Secretary of Agriculture Tom Vilsack lashed out at Congress today, imploring elected officials to pass a budget and five-year farm bill that provides a strong safety net for U.S. farmers.
Appearing at the 2013 Commodity Classic in Kissimmee, Fla., he thanked farmers for enormous productive growth over the past several decades, noting that the U.S. produced the fifth biggest corn crop last year despite a drought of historic levels.
But his main message was one he hoped farmers themselves would tell elected officials back in Washington.
"Stand up and say to your leaders in Washington, forget about the party, forget about the people who fund your campaigns – for that matter, forget about the next campaign," he said. "Do your job, end the sequester, get a budget passed, and get a good solid five year farm bill. And if you do, we will deliver what we always deliver -- the greatest agricultural production known to mankind. We will do our job. Just do yours."
Vilsack ticked off a wish list for the next farm bill:
A strong safety net with continued commitment to crop insurance. "That protection made a difference during the drought," he said. "We've paid out nearly $14.7 billion this year, and it's likely to go up to between $15 and $17 billion. But it's the first year in a long time that they will pay out more than they took in. As a whole it's been a profitable business."
A commitment to exports. "We've had four of the best export years in the history of this country and this year will likely be a record," he said. "We've seen barriers coming down and exports are up the first three months of this fiscal year, but we need programs approved in the farm bill that allow us to continue to promote trade. Every $1 billion in ag trade supports 78 (American) jobs."
A commitment to conservation. Vilsack wants to see a farm bill that streamlines and simplifies conservation programs that focus on the needs of producers, with better flexibility.
He also wants a farm bill that recognizes the importance of local or regional food, as well as different methods of production. "We want to create better coexistence between commodity and organic production," he said. "We need to work on ways we can do a better job of stewardship and best practices so folks can get along in communities together."
Vilsack said even before sequester, USDA had cut budgets by nearly $1 billion. "We have reduced our workforce by 8%, which means someone is doing double duty," he said. "This is a (USDA) workforce that, with the sequester, will have an operating budget that is less than it was in 2009, and hasn't had any real increase in budget for the last three years.
"This workforce is dedicated to providing service to you, but with the sequester, every line item has to be cut by a certain percentage – it's not a situation where we can take some money from one area and move it to another."
Vilsack said the time focusing on sequester and budget cuts takes away from USDA's 2013 priorities – including how to help farmers mitigate impacts from climate change, improving ag research, promoting the benefits of diversification and multi-cropping, and unlocking new industries and products based on biomass production.
Yet, those priorities were taking a backseat to budget woes and sequester.

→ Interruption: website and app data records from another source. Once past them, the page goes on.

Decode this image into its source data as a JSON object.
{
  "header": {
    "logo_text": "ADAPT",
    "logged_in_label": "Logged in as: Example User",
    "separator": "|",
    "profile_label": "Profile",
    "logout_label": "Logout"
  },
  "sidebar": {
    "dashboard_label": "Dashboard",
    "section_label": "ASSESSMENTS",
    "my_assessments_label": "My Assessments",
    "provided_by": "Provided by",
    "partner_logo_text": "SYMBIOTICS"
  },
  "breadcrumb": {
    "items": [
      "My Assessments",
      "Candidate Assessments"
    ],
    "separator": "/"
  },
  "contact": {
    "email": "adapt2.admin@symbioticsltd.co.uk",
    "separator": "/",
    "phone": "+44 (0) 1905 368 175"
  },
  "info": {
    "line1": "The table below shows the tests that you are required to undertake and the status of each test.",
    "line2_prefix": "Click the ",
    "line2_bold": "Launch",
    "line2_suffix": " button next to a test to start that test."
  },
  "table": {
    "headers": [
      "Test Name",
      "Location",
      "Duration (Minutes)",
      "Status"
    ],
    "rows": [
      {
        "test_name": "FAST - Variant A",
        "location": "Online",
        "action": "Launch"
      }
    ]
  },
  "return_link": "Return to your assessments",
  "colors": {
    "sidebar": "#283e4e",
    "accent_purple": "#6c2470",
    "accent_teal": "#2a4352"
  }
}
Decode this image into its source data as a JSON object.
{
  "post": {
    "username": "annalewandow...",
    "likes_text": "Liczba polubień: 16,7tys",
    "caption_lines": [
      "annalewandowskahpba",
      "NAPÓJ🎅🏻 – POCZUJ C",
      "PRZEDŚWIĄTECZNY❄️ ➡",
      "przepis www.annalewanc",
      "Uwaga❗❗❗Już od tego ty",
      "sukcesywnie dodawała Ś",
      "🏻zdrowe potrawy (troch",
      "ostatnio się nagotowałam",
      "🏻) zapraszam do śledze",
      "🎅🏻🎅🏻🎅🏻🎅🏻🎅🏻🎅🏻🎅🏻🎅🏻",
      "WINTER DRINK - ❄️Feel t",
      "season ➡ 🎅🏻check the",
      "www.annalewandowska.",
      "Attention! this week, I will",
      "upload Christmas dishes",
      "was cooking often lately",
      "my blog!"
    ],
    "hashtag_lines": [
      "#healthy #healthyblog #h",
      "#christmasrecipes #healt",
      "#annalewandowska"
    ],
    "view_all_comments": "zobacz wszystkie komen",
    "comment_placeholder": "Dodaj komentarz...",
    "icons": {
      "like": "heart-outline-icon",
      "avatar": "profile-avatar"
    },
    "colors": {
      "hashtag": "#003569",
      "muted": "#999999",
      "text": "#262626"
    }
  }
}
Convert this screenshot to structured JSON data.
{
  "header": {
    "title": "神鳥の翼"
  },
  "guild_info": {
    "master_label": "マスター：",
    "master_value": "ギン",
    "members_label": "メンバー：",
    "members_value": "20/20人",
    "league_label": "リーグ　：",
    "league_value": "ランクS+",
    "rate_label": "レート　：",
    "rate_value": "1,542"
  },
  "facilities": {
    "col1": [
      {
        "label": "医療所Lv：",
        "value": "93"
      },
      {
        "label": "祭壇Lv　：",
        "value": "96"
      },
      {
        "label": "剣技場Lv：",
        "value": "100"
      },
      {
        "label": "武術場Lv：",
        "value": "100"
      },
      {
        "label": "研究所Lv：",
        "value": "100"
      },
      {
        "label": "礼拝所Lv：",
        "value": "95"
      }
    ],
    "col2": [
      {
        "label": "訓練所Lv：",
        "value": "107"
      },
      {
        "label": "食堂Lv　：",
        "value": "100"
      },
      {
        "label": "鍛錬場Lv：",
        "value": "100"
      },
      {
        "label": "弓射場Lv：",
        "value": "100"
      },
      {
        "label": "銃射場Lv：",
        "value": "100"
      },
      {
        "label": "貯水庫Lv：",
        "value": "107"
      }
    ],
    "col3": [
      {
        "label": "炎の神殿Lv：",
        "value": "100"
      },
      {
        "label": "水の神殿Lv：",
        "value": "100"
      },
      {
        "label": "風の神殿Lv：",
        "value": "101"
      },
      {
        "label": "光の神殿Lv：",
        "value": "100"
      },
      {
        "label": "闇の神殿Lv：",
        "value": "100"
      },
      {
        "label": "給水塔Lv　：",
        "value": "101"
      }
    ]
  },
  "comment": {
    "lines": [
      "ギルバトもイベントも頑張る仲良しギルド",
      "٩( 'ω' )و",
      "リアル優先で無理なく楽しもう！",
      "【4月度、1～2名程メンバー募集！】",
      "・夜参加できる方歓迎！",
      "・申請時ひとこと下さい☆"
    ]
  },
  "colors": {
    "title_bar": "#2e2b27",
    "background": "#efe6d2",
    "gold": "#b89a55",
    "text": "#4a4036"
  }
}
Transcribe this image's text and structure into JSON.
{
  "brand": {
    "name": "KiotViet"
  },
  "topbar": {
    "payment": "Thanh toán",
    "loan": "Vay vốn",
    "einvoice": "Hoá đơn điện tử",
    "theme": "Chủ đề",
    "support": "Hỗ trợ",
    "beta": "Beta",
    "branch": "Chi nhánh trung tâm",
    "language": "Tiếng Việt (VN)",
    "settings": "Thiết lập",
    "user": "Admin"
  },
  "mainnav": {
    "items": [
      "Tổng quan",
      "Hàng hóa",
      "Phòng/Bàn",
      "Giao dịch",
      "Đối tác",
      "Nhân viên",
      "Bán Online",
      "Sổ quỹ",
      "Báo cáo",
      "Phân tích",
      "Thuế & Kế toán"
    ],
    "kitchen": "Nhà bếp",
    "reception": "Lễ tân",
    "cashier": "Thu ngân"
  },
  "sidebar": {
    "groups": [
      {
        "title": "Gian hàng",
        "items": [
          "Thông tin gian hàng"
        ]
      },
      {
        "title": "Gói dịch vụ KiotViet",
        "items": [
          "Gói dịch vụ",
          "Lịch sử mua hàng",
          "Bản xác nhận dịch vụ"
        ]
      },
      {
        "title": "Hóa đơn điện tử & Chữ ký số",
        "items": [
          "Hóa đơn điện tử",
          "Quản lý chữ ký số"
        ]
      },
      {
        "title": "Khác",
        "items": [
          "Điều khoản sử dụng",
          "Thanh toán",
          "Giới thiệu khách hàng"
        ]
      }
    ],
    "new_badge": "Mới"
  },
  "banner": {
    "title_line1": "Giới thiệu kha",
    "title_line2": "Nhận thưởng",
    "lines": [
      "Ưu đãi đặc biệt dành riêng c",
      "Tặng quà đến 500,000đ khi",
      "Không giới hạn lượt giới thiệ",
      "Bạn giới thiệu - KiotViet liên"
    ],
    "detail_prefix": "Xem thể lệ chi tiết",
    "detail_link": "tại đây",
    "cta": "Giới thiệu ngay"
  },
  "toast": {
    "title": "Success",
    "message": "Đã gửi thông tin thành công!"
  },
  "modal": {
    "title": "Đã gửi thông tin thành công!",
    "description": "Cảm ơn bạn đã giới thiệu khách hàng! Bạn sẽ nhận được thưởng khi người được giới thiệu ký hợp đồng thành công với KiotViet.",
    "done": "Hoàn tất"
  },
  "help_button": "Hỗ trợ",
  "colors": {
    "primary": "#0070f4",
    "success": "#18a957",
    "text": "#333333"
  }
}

"This is crazy," he said. "This shouldn't happen in a functioning democracy. People should recognize we have fiscal issues and we have to address them. We have to do that in a way that requires sacrifice.
"If everybody just gave a little, we can get this done, but unfortunately in Washington, nobody's listening to the reasonable people out in the countryside who are scratching their heads and saying, why can't they just get along?"